**Records for the exercise**
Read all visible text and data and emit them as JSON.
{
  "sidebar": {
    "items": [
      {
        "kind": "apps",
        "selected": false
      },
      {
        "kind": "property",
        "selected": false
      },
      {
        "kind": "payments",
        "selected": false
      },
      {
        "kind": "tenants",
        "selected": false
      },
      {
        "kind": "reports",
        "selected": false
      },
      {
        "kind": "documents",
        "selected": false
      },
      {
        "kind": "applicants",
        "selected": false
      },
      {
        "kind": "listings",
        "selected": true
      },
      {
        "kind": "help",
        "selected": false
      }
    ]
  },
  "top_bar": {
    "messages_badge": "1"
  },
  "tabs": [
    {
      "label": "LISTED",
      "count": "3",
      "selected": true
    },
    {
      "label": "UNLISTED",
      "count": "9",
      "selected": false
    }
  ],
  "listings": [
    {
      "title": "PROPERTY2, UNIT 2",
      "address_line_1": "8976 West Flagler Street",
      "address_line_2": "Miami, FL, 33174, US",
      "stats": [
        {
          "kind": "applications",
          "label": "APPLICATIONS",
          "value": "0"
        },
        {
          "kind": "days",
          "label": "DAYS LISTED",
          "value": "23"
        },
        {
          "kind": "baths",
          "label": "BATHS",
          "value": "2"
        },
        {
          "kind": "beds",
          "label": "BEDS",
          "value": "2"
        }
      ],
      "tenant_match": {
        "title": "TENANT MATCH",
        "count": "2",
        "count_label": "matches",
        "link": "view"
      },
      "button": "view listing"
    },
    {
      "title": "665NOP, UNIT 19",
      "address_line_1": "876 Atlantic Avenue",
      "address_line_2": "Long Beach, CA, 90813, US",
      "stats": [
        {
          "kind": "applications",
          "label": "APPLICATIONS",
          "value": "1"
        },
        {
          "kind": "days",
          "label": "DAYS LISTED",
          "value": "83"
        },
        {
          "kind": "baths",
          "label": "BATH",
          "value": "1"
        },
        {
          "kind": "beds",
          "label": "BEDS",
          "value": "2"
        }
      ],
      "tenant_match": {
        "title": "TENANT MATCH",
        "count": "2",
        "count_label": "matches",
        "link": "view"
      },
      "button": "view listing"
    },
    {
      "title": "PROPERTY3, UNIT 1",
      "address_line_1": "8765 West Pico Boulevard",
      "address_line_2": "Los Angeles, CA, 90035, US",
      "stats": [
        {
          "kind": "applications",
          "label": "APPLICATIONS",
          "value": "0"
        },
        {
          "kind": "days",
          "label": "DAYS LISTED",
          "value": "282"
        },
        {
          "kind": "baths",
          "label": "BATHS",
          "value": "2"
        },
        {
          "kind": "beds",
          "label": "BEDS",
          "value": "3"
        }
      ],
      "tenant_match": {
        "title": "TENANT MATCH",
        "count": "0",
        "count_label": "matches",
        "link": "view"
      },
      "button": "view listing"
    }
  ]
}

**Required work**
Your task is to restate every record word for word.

**Output**
Read all visible text and data and emit them as JSON.
{
  "sidebar": {
    "items": [
      {
        "kind": "apps",
        "selected": false
      },
      {
        "kind": "property",
        "selected": false
      },
      {
        "kind": "payments",
        "selected": false
      },
      {
        "kind": "tenants",
        "selected": false
      },
      {
        "kind": "reports",
        "selected": false
      },
      {
        "kind": "documents",
        "selected": false
      },
      {
        "kind": "applicants",
        "selected": false
      },
      {
        "kind": "listings",
        "selected": true
      },
      {
        "kind": "help",
        "selected": false
      }
    ]
  },
  "top_bar": {
    "messages_badge": "1"
  },
  "tabs": [
    {
      "label": "LISTED",
      "count": "3",
      "selected": true
    },
    {
      "label": "UNLISTED",
      "count": "9",
      "selected": false
    }
  ],
  "listings": [
    {
      "title": "PROPERTY2, UNIT 2",
      "address_line_1": "8976 West Flagler Street",
      "address_line_2": "Miami, FL, 33174, US",
      "stats": [
        {
          "kind": "applications",
          "label": "APPLICATIONS",
          "value": "0"
        },
        {
          "kind": "days",
          "label": "DAYS LISTED",
          "value": "23"
        },
        {
          "kind": "baths",
          "label": "BATHS",
          "value": "2"
        },
        {
          "kind": "beds",
          "label": "BEDS",
          "value": "2"
        }
      ],
      "tenant_match": {
        "title": "TENANT MATCH",
        "count": "2",
        "count_label": "matches",
        "link": "view"
      },
      "button": "view listing"
    },
    {
      "title": "665NOP, UNIT 19",
      "address_line_1": "876 Atlantic Avenue",
      "address_line_2": "Long Beach, CA, 90813, US",
      "stats": [
        {
          "kind": "applications",
          "label": "APPLICATIONS",
          "value": "1"
        },
        {
          "kind": "days",
          "label": "DAYS LISTED",
          "value": "83"
        },
        {
          "kind": "baths",
          "label": "BATH",
          "value": "1"
        },
        {
          "kind": "beds",
          "label": "BEDS",
          "value": "2"
        }
      ],
      "tenant_match": {
        "title": "TENANT MATCH",
        "count": "2",
        "count_label": "matches",
        "link": "view"
      },
      "button": "view listing"
    },
    {
      "title": "PROPERTY3, UNIT 1",
      "address_line_1": "8765 West Pico Boulevard",
      "address_line_2": "Los Angeles, CA, 90035, US",
      "stats": [
        {
          "kind": "applications",
          "label": "APPLICATIONS",
          "value": "0"
        },
        {
          "kind": "days",
          "label": "DAYS LISTED",
          "value": "282"
        },
        {
          "kind": "baths",
          "label": "BATHS",
          "value": "2"
        },
        {
          "kind": "beds",
          "label": "BEDS",
          "value": "3"
        }
      ],
      "tenant_match": {
        "title": "TENANT MATCH",
        "count": "0",
        "count_label": "matches",
        "link": "view"
      },
      "button": "view listing"
    }
  ]
}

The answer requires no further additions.